Work instruction:
Search the entries for the word "true". Copy every line where it turns up.

Exercise data:
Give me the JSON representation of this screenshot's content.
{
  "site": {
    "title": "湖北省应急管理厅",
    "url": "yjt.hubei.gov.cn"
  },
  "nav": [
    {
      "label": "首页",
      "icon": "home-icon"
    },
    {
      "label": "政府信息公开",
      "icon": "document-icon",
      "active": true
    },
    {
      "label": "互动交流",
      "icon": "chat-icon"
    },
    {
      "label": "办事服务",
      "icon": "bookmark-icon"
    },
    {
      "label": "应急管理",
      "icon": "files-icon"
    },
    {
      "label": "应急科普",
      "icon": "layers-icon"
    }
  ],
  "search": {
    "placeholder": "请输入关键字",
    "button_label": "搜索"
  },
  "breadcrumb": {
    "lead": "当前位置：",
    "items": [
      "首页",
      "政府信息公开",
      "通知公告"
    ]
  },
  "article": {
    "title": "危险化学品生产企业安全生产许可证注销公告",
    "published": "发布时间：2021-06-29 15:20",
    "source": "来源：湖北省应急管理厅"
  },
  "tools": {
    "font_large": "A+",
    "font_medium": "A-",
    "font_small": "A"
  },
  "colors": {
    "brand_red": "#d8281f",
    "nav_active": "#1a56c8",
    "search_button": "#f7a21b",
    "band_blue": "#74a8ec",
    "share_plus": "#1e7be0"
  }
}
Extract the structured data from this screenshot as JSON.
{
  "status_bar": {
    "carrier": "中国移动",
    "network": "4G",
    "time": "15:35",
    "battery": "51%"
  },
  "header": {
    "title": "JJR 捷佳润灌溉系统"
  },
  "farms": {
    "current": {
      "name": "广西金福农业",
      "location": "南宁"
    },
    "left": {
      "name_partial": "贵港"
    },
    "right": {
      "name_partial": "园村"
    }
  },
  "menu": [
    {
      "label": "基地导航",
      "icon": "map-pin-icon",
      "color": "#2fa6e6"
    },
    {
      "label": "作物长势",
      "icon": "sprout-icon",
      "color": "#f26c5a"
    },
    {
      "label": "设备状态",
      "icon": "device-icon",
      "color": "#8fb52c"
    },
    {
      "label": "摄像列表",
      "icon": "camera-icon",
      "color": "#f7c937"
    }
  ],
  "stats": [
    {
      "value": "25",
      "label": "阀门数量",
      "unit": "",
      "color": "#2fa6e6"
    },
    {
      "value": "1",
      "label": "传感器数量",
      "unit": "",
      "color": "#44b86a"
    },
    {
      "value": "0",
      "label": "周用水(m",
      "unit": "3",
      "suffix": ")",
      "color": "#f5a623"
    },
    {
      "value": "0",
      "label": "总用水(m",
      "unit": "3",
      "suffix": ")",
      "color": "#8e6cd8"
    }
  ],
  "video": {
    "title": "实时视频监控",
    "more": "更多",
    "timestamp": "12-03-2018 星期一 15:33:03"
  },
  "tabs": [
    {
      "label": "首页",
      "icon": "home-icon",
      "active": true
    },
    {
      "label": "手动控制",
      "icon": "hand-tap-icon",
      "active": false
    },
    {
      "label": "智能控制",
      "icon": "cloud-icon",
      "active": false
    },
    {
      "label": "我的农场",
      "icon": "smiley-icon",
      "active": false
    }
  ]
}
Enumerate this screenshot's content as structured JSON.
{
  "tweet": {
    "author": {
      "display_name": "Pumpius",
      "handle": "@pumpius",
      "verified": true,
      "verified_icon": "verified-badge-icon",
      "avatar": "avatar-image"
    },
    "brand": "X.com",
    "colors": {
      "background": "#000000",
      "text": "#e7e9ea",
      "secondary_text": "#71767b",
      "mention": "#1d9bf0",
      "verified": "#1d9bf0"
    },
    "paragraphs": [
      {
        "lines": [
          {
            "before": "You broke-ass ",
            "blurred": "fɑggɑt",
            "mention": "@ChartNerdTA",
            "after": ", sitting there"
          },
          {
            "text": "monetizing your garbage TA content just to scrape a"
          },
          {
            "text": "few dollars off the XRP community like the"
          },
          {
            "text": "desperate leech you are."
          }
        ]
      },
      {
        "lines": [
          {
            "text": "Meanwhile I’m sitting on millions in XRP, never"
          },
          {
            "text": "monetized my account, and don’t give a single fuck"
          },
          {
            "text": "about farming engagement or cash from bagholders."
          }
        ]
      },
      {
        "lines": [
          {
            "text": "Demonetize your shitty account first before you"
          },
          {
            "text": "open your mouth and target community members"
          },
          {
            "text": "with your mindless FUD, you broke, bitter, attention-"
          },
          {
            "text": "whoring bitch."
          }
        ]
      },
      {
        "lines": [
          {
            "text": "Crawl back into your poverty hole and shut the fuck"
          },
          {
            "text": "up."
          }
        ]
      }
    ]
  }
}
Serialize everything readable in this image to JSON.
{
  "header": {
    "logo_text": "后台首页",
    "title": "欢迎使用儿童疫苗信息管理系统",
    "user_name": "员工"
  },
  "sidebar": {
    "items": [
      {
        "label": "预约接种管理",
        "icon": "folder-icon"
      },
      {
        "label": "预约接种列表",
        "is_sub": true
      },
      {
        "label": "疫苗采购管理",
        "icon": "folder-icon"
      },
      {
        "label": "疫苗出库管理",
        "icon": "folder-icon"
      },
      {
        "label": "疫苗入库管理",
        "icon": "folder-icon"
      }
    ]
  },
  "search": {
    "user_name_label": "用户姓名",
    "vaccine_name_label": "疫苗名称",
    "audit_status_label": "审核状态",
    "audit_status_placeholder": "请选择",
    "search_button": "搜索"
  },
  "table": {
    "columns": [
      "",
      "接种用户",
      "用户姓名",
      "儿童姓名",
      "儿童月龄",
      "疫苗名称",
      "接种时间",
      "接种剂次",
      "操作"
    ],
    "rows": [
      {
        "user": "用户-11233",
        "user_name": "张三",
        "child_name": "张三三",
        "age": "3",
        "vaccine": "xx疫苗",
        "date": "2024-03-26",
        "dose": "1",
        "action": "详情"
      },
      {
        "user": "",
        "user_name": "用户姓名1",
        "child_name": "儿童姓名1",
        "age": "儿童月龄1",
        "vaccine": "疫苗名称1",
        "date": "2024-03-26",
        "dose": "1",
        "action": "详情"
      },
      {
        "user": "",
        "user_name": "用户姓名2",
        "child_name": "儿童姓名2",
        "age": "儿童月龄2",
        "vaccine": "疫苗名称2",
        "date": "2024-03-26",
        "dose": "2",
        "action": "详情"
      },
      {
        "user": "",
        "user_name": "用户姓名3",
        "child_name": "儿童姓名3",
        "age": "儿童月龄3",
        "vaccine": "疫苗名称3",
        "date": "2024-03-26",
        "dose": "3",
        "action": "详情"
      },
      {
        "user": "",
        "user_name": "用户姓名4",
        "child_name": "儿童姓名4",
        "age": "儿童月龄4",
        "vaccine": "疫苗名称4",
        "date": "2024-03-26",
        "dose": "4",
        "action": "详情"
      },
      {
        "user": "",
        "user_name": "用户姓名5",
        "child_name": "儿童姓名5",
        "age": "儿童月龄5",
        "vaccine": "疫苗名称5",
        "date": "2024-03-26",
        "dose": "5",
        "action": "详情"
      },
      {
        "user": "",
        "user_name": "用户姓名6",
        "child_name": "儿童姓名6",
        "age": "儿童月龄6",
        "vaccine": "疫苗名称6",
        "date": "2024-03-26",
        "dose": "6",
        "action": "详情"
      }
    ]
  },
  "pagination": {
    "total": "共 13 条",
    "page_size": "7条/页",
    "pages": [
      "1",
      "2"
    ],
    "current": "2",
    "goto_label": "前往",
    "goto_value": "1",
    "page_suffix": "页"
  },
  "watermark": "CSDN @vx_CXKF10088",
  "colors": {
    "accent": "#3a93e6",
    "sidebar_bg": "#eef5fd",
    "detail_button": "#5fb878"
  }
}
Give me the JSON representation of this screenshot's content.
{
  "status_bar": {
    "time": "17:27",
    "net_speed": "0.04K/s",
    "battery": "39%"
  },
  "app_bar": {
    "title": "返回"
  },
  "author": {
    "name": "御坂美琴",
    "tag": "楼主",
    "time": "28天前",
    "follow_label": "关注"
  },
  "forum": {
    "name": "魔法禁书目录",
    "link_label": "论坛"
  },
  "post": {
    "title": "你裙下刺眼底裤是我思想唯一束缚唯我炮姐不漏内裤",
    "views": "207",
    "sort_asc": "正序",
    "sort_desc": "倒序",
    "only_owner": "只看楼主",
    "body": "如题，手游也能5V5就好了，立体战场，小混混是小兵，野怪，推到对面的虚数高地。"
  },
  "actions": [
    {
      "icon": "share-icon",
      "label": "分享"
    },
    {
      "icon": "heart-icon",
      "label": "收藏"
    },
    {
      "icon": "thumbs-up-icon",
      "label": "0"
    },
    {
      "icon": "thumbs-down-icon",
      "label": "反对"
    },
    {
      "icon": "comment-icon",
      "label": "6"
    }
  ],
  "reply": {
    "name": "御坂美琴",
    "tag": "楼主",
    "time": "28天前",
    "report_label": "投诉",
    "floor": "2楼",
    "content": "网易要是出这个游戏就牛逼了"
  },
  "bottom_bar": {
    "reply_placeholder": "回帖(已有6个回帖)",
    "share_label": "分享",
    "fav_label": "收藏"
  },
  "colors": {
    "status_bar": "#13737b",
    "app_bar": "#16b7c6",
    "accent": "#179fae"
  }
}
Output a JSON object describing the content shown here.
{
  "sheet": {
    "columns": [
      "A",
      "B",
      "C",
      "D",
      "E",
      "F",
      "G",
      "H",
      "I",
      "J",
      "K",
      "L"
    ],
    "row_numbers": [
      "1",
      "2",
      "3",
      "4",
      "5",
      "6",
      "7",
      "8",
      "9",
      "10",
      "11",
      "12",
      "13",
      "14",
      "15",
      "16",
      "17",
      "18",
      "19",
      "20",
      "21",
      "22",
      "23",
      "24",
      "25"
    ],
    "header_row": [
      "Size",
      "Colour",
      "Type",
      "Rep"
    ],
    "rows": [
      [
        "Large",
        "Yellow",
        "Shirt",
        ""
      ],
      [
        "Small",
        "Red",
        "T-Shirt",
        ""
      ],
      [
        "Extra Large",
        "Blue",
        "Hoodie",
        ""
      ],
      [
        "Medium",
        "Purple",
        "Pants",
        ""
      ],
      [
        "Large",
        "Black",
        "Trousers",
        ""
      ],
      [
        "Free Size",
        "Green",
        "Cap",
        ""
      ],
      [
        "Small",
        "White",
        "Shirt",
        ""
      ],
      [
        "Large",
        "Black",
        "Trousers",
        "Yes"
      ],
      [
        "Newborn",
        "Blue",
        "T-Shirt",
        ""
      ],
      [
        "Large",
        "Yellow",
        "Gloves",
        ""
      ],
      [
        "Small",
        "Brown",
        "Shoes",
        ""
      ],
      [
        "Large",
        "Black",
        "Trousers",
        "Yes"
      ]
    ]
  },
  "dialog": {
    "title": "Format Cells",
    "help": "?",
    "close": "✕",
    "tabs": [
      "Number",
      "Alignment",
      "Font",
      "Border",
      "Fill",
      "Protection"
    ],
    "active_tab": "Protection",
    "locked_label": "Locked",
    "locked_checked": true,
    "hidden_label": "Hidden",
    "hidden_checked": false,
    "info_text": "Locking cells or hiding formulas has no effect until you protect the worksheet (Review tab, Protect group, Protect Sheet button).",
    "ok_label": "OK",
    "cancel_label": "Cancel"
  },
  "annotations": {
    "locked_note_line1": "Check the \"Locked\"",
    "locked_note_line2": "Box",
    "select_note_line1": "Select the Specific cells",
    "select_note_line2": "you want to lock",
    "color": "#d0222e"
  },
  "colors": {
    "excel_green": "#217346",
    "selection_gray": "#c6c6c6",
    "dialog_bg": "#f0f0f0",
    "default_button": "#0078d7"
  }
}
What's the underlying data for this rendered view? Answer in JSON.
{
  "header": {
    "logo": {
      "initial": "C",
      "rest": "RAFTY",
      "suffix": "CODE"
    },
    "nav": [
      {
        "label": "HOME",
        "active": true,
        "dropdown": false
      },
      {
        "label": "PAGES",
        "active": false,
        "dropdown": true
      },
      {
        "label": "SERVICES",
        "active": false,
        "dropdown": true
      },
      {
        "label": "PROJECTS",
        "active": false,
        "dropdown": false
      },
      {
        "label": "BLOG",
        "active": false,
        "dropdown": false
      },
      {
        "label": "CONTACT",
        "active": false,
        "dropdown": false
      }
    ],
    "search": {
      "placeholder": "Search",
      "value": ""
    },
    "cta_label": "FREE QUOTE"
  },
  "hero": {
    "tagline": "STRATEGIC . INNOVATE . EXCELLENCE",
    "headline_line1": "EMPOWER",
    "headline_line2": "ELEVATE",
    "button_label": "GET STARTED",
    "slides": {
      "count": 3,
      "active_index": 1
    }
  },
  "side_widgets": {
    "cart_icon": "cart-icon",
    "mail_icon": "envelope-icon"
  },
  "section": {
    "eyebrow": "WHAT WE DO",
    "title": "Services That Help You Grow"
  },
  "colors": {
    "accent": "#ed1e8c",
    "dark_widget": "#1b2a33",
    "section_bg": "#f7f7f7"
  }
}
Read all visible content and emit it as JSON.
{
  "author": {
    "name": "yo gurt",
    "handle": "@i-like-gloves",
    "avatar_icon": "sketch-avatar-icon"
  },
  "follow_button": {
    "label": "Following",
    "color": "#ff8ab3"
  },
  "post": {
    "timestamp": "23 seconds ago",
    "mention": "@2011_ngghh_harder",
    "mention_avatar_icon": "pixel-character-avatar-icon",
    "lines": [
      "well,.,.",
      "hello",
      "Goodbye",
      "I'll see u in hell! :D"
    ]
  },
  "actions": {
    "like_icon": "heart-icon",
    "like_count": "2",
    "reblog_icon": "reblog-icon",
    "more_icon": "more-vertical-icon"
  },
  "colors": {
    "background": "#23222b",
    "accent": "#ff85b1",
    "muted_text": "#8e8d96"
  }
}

Exercise answer:
      "active": true
      "active": true
      "verified": true,
        "is_sub": true
    "locked_checked": true,
        "active": true,
        "dropdown": true
        "dropdown": true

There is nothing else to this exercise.